How dangerous is it to run
Polyester.@batch inside of a
An example where I might need this: a library implements a low level function that uses Polyester for multithreading, and I want to run multiple such functions in parallel.
Furthermore, to make this actually useful (i.e., not letting a single
Polyester.@batch hogging all the threads), is it possible to control the number of Polyester threads with a context manager of some kind. E.g., how do I implement this pseudocode:
function f(arg) println(arg) Polyester.@batch for i in 1:10000 do_something() end end @thread for j in 1:2 set_max_polyester_threads(2) f(j) end
I want this code to cause 4 threads to be running in parallel. Two threads dedicated to
f(1) and two threads dedicated to
f(2). I want this to work in a situation in which I can not modify
f itself. Is this possible?

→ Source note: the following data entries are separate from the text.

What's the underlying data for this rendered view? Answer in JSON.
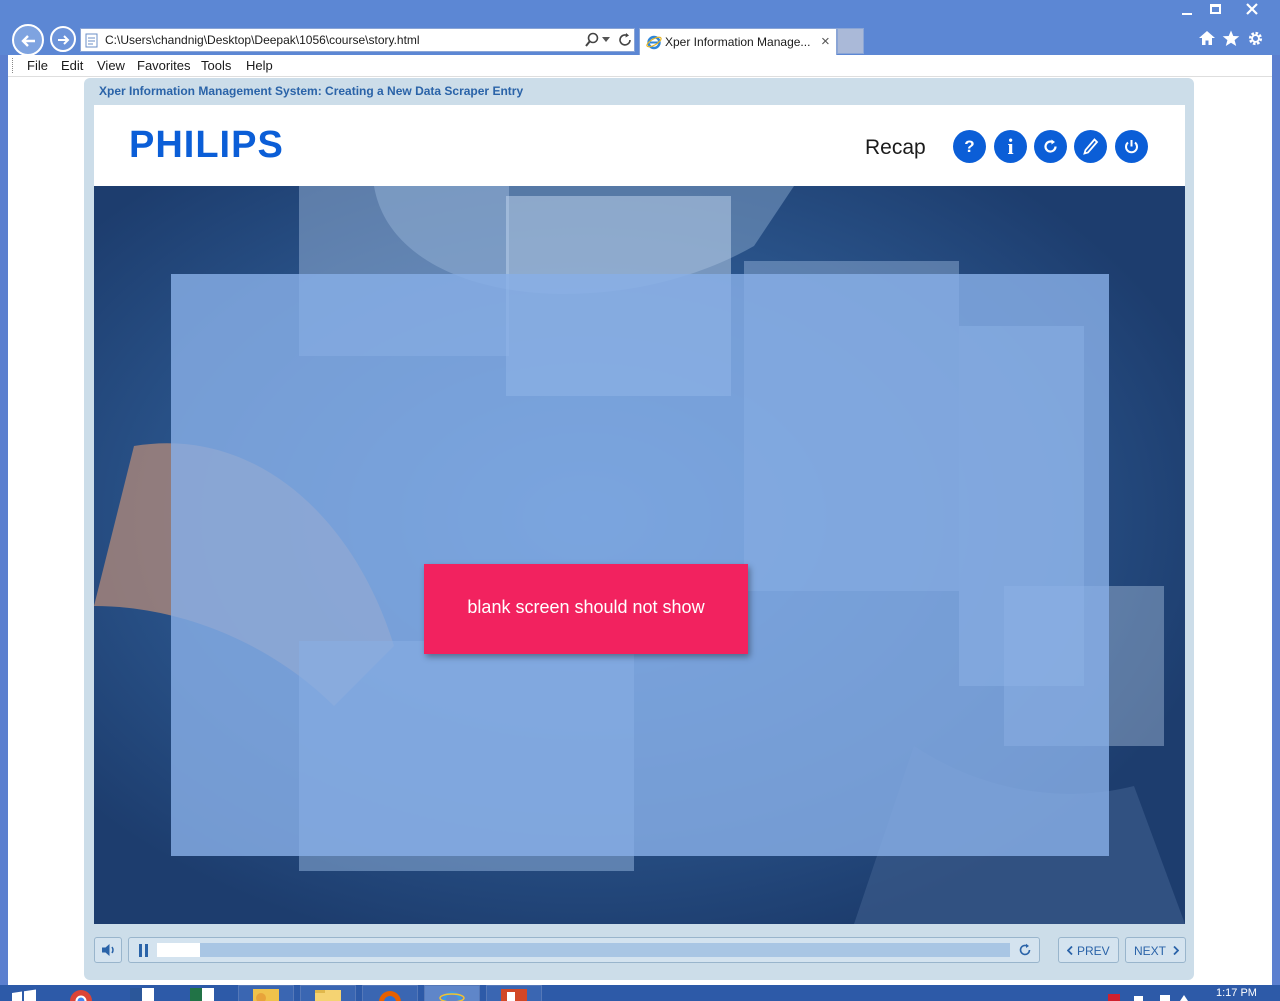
{
  "browser": {
    "address": "C:\\Users\\chandnig\\Desktop\\Deepak\\1056\\course\\story.html",
    "tab_title": "Xper Information Manage...",
    "tab_close": "×",
    "menu": [
      "File",
      "Edit",
      "View",
      "Favorites",
      "Tools",
      "Help"
    ]
  },
  "course": {
    "title": "Xper Information Management System: Creating a New Data Scraper Entry",
    "logo": "PHILIPS",
    "section": "Recap",
    "header_buttons": [
      {
        "name": "help",
        "label": "?"
      },
      {
        "name": "info",
        "label": "i"
      },
      {
        "name": "replay",
        "icon": "refresh-icon"
      },
      {
        "name": "edit",
        "icon": "pencil-icon"
      },
      {
        "name": "power",
        "icon": "power-icon"
      }
    ]
  },
  "stage": {
    "alert_text": "blank screen should not show",
    "colors": {
      "alert": "#f2225f",
      "panel": "#87afe6",
      "brand": "#0b5ed7"
    }
  },
  "playback": {
    "progress": 0.05,
    "prev_label": "PREV",
    "next_label": "NEXT"
  },
  "taskbar": {
    "clock": "1:17 PM"
  }
}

Background: I am using Polyester because benchmarking has shown that cheap threads for the “inner” problem do provide a big performance gain. On the other hand, the “inner” problem can not effective use more than a handful of threads. The outer problem (running the inner problem multiple times) is embarrassingly parallel.